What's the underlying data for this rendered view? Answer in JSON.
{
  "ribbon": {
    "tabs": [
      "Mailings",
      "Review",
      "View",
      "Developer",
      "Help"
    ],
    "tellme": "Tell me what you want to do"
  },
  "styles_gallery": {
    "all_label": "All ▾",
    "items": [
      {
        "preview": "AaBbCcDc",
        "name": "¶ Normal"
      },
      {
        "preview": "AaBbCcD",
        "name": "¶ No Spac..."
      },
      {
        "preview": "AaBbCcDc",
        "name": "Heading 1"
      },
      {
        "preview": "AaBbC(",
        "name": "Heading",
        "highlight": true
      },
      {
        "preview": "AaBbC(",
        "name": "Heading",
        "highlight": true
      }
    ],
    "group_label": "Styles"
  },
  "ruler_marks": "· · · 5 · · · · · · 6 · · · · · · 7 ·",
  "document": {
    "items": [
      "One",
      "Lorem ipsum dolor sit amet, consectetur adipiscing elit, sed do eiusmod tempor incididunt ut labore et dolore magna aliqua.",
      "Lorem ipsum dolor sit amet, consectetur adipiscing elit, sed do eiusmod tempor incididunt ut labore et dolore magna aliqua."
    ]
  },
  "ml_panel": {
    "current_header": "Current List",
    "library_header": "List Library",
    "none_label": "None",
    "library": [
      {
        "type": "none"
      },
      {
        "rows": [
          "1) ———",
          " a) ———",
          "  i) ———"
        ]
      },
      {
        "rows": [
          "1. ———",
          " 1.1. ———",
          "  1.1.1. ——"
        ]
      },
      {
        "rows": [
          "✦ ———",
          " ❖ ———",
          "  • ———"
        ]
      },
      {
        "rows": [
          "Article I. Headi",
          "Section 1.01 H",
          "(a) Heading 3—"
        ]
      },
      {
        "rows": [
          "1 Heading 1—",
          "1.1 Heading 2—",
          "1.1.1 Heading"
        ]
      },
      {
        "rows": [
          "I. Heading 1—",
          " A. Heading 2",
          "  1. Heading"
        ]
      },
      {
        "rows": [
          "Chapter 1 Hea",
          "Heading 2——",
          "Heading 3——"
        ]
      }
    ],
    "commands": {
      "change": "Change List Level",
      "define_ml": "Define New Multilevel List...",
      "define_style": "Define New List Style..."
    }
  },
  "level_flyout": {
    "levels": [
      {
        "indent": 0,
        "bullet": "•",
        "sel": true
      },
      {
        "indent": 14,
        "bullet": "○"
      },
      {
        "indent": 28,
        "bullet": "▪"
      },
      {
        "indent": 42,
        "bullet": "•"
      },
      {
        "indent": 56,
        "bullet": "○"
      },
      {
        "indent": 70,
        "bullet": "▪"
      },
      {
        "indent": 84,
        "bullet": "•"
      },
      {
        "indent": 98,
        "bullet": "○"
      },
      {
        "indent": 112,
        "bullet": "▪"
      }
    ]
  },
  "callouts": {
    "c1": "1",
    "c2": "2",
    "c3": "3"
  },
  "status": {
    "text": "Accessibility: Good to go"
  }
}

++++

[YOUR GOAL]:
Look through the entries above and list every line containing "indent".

[THE ANSWER]:
        "indent": 0,
        "indent": 14,
        "indent": 28,
        "indent": 42,
        "indent": 56,
        "indent": 70,
        "indent": 84,
        "indent": 98,
        "indent": 112,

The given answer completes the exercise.